I liked Oyelowo as Harold. He has good comic timing and is kind of sweetly adorable. Though Harold does contribute to the chaos, his actions are understandable given the nefarious characters who have placed him in a completely untenable situation. I’ve seen Oyelowo in drama and comedy and he has now demonstrated he can carry a leading role. I would love to see him tackle a more worthy project.
Charlize Theron (undoubtedly an accomplished actress who can do comedy, drama, sci fi, action and schmaltz in such varied movies as: Prometheus, Monster, Sweet November, and Atomic Blonde) as Elaine is her usual sexy, crude and simulateously charming self (though she was much better on the streets in Atomic Blonde than as a boardroom killer here.)
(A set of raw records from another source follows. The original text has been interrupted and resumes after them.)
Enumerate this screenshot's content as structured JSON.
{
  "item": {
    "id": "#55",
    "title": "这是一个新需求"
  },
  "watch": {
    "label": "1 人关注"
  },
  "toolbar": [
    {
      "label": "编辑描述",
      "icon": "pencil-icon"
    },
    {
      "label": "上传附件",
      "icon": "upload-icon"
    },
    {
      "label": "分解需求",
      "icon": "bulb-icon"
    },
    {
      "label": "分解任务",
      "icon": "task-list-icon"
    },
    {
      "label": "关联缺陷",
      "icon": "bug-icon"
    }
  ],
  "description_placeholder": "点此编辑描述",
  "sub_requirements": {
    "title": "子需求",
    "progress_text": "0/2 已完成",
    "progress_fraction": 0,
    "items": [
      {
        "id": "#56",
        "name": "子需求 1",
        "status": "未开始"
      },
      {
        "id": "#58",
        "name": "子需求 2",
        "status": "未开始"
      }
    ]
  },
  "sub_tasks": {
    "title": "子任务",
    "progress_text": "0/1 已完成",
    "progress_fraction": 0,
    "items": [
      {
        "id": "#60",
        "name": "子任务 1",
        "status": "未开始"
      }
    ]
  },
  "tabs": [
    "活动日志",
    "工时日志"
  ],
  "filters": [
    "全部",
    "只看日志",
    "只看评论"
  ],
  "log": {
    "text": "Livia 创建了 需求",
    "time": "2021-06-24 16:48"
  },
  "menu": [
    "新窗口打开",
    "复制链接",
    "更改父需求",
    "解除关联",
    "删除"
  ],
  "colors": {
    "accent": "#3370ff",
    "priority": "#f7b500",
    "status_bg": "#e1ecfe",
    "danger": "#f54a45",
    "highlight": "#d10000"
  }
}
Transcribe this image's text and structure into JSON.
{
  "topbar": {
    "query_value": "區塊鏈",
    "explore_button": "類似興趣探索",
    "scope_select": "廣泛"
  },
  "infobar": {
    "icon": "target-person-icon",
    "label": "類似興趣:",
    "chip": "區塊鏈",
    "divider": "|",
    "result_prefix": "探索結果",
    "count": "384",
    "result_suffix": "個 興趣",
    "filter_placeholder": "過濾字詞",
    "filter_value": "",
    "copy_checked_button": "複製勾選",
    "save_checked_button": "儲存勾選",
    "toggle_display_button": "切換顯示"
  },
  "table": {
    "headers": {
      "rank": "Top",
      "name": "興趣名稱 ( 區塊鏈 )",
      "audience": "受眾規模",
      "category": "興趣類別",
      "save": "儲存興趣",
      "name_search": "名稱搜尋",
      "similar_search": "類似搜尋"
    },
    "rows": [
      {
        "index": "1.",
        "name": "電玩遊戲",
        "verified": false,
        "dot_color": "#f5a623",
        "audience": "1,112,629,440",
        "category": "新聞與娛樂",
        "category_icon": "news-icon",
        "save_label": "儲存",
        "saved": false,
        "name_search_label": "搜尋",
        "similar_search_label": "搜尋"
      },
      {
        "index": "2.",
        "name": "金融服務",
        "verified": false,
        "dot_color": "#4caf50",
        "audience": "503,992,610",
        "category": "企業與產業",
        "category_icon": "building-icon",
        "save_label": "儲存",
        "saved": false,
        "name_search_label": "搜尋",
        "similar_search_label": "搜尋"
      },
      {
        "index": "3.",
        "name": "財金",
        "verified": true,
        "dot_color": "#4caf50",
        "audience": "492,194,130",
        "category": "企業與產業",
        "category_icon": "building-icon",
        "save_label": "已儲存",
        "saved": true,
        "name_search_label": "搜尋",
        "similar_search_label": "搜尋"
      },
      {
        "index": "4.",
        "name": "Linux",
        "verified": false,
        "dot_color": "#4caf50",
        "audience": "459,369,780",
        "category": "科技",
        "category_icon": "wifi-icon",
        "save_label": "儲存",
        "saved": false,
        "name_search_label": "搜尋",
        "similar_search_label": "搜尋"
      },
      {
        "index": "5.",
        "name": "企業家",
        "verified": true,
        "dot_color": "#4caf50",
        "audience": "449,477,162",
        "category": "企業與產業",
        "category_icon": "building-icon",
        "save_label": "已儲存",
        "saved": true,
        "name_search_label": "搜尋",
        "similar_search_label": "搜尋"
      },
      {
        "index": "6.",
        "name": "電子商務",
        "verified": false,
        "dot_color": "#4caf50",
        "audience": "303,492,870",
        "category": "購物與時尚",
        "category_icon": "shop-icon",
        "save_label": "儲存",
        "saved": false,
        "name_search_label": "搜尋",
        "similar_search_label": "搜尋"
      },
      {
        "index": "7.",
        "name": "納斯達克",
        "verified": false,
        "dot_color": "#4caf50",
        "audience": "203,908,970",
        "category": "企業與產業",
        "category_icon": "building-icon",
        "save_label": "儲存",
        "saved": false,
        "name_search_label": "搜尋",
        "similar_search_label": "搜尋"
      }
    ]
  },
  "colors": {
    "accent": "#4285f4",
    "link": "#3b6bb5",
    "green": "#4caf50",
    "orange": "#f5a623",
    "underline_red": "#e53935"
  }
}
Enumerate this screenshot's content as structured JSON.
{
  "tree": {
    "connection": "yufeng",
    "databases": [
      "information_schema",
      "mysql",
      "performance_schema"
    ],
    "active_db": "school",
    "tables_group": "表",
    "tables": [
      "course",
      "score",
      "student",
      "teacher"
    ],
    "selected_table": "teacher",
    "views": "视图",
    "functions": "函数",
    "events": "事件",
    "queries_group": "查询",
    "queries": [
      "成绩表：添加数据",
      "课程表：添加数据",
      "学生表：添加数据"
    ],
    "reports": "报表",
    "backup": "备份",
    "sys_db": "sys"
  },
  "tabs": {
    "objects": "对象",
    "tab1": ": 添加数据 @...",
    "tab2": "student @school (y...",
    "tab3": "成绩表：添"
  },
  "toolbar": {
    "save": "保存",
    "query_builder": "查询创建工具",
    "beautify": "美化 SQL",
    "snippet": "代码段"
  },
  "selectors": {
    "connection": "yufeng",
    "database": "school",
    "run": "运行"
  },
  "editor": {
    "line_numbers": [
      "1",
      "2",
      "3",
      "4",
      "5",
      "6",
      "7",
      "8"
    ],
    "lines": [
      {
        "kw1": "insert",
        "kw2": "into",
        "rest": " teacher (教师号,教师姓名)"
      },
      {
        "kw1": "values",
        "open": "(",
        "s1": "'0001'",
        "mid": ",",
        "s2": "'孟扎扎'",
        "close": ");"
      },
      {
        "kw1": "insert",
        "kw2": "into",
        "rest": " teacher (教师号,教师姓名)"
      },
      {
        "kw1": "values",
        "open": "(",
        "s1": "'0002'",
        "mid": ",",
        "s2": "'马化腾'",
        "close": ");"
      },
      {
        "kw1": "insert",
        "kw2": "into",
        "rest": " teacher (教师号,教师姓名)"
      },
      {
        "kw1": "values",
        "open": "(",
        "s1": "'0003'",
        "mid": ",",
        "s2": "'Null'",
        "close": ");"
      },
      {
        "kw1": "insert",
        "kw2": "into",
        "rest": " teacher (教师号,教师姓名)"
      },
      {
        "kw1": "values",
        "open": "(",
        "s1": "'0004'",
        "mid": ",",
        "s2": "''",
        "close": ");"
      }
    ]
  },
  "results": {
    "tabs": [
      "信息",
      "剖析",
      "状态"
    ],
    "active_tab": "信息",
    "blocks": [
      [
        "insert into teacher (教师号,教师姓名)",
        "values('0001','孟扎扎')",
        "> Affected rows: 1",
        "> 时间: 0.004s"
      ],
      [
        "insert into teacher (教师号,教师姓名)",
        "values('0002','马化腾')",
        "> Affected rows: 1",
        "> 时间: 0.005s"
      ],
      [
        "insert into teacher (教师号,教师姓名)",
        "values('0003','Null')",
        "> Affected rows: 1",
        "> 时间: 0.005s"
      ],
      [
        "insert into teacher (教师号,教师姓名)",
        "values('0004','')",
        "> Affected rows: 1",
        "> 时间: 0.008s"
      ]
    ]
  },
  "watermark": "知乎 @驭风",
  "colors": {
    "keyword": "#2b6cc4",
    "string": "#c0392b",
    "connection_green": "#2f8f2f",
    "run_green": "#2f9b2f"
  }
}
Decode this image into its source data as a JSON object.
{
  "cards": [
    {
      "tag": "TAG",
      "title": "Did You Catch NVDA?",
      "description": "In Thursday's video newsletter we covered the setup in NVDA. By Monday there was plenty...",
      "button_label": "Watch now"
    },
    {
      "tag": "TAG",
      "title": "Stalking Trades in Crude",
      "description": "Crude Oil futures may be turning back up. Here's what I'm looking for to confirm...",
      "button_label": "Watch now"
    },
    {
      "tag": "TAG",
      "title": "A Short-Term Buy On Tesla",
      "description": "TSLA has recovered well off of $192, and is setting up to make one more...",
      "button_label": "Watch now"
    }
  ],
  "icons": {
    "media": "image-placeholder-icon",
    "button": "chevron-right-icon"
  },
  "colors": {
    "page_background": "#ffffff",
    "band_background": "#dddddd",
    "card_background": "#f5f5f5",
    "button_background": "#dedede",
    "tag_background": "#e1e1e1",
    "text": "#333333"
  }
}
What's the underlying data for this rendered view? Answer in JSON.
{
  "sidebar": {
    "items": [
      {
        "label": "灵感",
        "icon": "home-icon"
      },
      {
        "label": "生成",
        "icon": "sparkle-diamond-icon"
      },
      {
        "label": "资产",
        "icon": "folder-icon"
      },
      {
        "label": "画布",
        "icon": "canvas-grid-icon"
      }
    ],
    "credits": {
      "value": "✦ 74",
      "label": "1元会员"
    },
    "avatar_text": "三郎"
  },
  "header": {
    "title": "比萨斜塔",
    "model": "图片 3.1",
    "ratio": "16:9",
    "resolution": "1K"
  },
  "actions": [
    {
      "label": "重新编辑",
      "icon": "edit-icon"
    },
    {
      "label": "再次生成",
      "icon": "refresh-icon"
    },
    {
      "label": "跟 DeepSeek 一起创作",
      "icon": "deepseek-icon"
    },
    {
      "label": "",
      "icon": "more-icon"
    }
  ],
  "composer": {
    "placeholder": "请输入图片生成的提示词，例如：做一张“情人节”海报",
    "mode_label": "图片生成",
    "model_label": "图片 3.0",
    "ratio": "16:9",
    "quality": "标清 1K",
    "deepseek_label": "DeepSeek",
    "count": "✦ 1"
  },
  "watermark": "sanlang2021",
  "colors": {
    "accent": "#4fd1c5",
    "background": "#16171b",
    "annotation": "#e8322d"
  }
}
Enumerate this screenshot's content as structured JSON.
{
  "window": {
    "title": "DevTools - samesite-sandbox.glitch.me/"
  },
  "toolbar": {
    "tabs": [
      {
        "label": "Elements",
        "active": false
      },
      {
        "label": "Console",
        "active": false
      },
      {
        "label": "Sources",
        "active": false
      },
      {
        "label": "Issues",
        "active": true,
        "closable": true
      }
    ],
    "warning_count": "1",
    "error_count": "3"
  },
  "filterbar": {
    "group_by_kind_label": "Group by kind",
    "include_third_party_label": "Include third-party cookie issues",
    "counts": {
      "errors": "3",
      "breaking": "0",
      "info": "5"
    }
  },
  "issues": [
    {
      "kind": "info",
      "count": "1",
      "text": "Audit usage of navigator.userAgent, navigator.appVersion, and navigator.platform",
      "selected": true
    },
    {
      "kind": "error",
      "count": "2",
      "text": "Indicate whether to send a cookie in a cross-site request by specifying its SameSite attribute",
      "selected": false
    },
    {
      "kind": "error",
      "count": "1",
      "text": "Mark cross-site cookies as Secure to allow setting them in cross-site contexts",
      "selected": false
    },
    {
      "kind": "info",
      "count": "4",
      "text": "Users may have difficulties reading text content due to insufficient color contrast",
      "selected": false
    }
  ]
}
But I think my favorite character was Mitch, played by Sharlto Copley (the lead in the off beat sci fi District 9, King Stephan in Maleficent, and Murdock in 2010's A-Team feature). Mitch is Richard’s brother. Mitch is a reformed mercenary, now a mission worker in Haiti, who Richard bribes to first rescue, then to murder, Harold, dangling the prospect of cash for the orphans now in Mitch’s care. There is a surprisingly touching and thoughtful interchange between Mitch and Harold about God. Harold is devout and prays for deliverance while Mitch does not believe in much of anything. It is unfortunate that one of the funniest moments in the movie is at this point and has been played in the trailer. Mitch is the only aspect of this movie which deserves any contemplation. A hitman turned philantropist, who is suddenly confronted with the moral conundrum of whether to sacrifice one innocent man to alleviate the suffering of a hundred children. The difficulty is compounded by Mitch’s express declaration that he is an atheist. Realistically Mitch has no reference point except his own conscience, the surprising turns of events which can only be described as Divine intervention, and the admonition from a man Mitch does not believe Divine that "Greater love hath no man…." There is a nice resolution to this little subplot but does not make up for the vacuousness of the rest of this movie.
Had Nash Edgerton incorporated more underlying philosophical consideration into the filming, Gringo might have elevated itself towards Pulp Fiction territory. As it is, it is merely a forgettable romp.
Gringo is "appropriate" for only a slender demographic of the adult population – mature grown ups who, nonetheless, can find a few laughs in exceptionally crude humor and violence.
I say go find What’s Up Doc? It is a far funnier movie and one you can show the entire family.